# REQUIRED WORK
Your output should be one number, which is how many lines in the material contain "icon".

# INPUT FOR THIS TASK
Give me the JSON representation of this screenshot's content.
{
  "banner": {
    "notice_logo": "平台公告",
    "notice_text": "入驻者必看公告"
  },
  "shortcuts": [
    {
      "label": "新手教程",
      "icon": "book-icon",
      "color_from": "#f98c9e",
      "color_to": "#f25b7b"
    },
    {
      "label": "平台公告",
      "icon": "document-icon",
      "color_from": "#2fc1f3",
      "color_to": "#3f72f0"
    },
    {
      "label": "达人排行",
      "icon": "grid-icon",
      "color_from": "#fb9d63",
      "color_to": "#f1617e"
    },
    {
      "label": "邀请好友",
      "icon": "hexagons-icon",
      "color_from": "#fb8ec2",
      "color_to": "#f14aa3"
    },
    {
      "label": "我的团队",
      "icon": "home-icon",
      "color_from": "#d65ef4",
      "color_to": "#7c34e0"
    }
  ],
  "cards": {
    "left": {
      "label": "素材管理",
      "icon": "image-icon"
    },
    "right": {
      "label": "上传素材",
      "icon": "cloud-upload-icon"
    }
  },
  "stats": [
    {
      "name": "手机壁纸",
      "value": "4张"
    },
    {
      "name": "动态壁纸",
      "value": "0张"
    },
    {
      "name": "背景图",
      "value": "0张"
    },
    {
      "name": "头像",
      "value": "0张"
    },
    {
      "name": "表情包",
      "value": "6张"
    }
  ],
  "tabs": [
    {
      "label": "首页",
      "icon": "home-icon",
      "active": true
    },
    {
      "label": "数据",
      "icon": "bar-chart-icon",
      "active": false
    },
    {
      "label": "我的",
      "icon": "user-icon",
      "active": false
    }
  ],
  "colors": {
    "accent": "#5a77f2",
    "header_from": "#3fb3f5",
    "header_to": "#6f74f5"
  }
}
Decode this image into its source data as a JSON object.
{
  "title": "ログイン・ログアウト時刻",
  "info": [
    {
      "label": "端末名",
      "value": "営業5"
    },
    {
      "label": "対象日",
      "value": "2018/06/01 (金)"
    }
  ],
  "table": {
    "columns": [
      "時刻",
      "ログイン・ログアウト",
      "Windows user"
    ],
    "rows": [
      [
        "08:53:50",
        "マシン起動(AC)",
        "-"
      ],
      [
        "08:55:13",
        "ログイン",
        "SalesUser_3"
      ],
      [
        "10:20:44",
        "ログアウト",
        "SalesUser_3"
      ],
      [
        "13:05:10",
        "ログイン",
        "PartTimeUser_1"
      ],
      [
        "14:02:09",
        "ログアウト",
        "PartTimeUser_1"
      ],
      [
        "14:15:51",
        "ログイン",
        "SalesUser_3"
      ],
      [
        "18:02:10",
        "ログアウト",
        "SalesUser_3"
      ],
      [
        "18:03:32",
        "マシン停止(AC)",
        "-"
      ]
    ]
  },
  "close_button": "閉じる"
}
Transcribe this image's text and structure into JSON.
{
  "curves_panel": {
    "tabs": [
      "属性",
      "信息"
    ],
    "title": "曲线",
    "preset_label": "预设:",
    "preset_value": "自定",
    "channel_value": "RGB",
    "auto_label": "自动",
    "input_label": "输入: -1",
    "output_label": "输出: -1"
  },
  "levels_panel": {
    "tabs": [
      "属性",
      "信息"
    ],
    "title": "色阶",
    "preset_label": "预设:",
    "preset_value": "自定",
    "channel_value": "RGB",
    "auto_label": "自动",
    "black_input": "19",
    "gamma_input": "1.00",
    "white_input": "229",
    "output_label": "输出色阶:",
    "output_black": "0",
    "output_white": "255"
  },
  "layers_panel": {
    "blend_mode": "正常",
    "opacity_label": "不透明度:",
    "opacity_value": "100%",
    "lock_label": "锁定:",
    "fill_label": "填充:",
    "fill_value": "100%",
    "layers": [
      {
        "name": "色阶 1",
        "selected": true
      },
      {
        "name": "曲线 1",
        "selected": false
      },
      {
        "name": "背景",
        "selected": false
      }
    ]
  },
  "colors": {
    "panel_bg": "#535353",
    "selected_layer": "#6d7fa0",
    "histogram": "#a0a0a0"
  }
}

# ANSWER TO THE PROBLEM
10